(4) MMT doesn’t work in open economies because it requires persistent interest rate differentials between countries. Palley claims that the idea that you can hold interest rates in a given country at zero indefinitely is inconsistent with covered interest parity, a “well-established empirical regularity” that “states there is no room for systematic arbitrage of cross-country interest rates.” It seems that Palley has confused covered and uncovered interest parity. CIP is indeed well established empirically, but it only says that there is no arbitrage possible between the spot and forward markets for a given exchange rate. It does not rule out interest-rate arbitrage in the form of the carry trade, and so does not have any implications for the viability of MMT. If UIP held, that would indeed rule out a persistent zero interest policy in the absence of an equally persistent currency appreciation. But UIP, unlike CIP, gets no empirical support in the literature. Japan has sustained the near-zero interest rates that Palley says are unsustainable for 15 years now, and in general, persistent interest rate differentials without any offsetting exchange rate movements are ubiquitous. Furthermore, if financial openness rules out a policy of i=0, then it equally rules out the use of interest rates as a tool for demand management. The best thing you can say about Palley here is that he is parroting orthodoxy; otherwise he is thoroughly confused.

There is one thing that Palley is right about, which is that substantially all of MMT can be found in the old Keynesian literature. This isn’t news — in the same Stephanie Kelton slideshow linked above, she goes out of her way to say that there is nothing “modern” about MMT. And so what? There’s nothing wrong with updating insights from the past. In my opinion, most useful work in economics is about pouring old wine in new bottles.

I don’t write this from a position within MMT. I tend to feel that the genuine insights of Lernerian functional finance are obscured rather than strengthened by basing them in a chartalist theory of money. It’s fine if Tom Palley disagrees with our friends at UMKC and the Levy Institute. But he needs to put down the blunderbuss.

[1] In fact it’s a bit hard to understand what Palley is claiming here. First he says that “money financed deficits” must lead to inflation in a static economy, even with a zero output gap. He adds in a footnote that money-financed are not inflationary in a growing economy; in that case, for price stability “the high-powered money stock must grow at the rate of growth.” Then when he writes down a model, this has become the condition that government budget must be balanced, which is something different again. Also, I must say I can’t help wrinkling my nose a little, when I read about the “stock of high-powered money,” at the smell of a musty antique.

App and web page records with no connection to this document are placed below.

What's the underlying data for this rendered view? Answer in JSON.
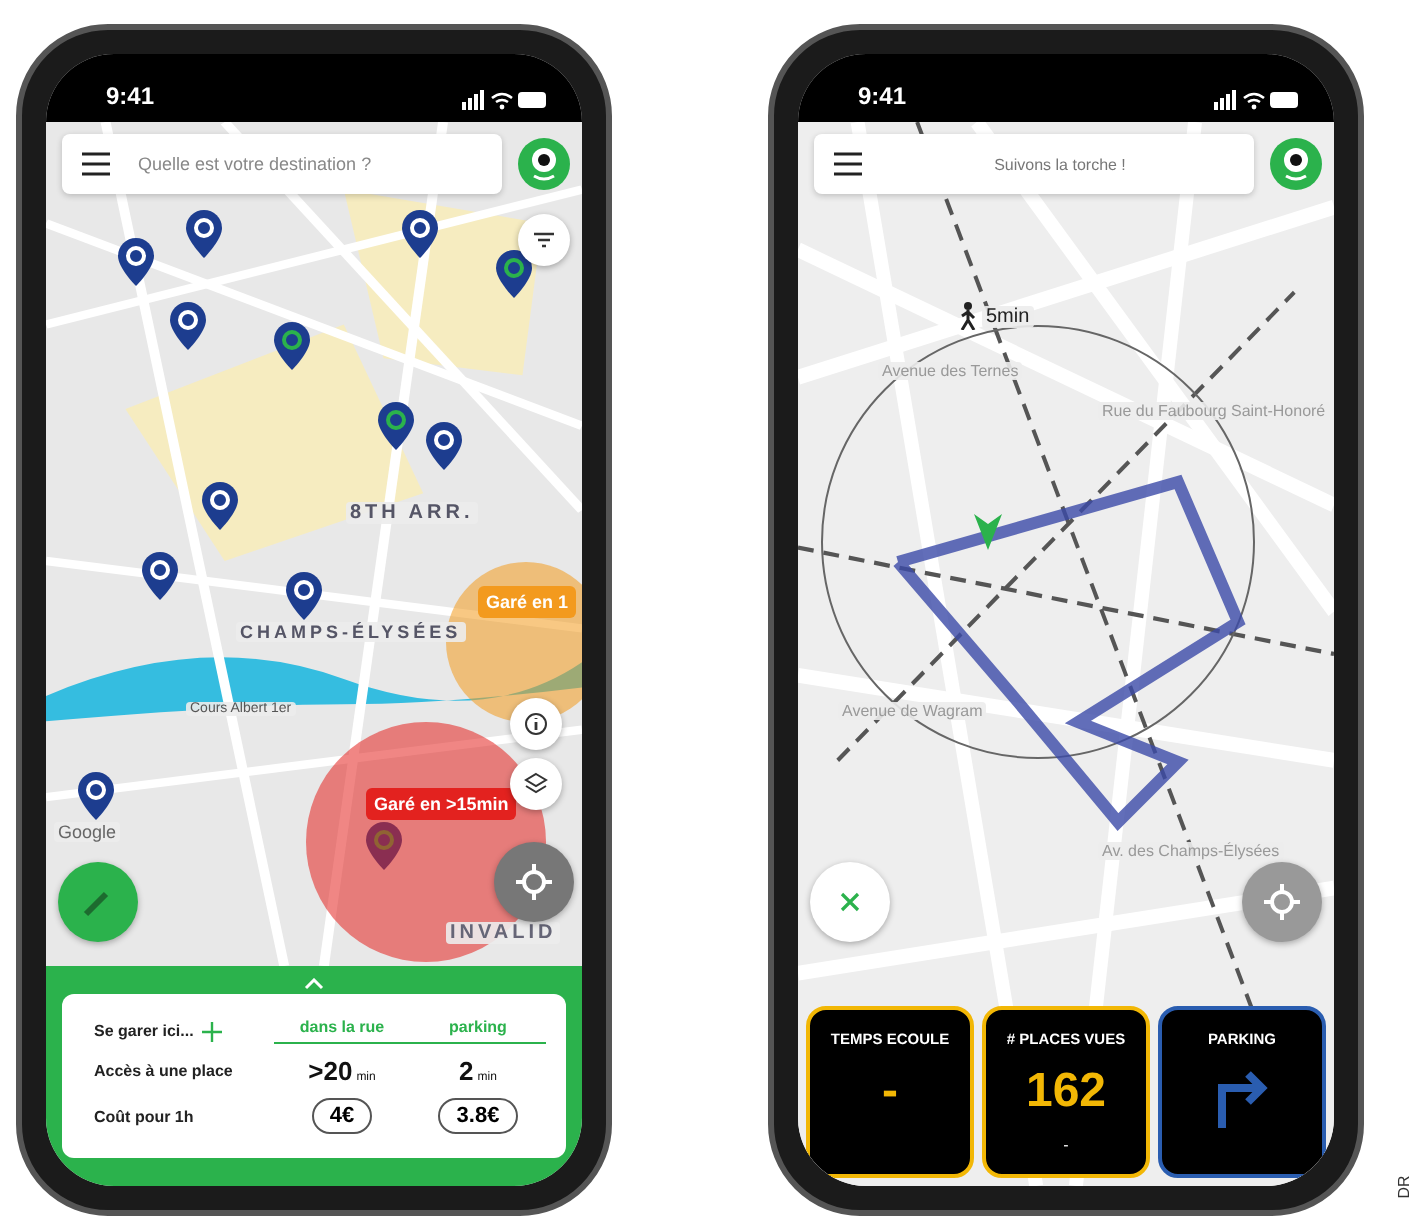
{
  "map_phone": {
    "time": "9:41",
    "search": {
      "placeholder": "Quelle est votre destination ?"
    },
    "map_labels": [
      "8TH ARR.",
      "CHAMPS-ÉLYSÉES",
      "Cours Albert 1er",
      "INVALID",
      "Google"
    ],
    "badges": [
      {
        "text": "Garé en 1",
        "color": "#f39a1e"
      },
      {
        "text": "Garé en >15min",
        "color": "#e3221f"
      }
    ],
    "panel": {
      "row_header": "Se garer ici...",
      "rows": [
        "Accès à une place",
        "Coût pour 1h"
      ],
      "columns": [
        {
          "title": "dans la rue",
          "time": ">20",
          "unit": "min",
          "cost": "4€"
        },
        {
          "title": "parking",
          "time": "2",
          "unit": "min",
          "cost": "3.8€"
        }
      ]
    }
  },
  "guide_phone": {
    "time": "9:41",
    "title": "Suivons la torche !",
    "walk": "5min",
    "map_labels": [
      "Avenue des Ternes",
      "Rue du Faubourg Saint-Honoré",
      "Avenue de Wagram",
      "Av. des Champs-Élysées"
    ],
    "tiles": [
      {
        "kind": "text",
        "title": "TEMPS ECOULE",
        "value": "-",
        "color": "#f2b705"
      },
      {
        "kind": "text",
        "title": "# PLACES VUES",
        "value": "162",
        "sub": "-",
        "color": "#f2b705"
      },
      {
        "kind": "arrow",
        "title": "PARKING",
        "color": "#2a5db0"
      }
    ]
  },
  "credit": "DR"
}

EDIT: Thanks to Daniele Santolamazza for correcting me on the origins of the ELR proposal.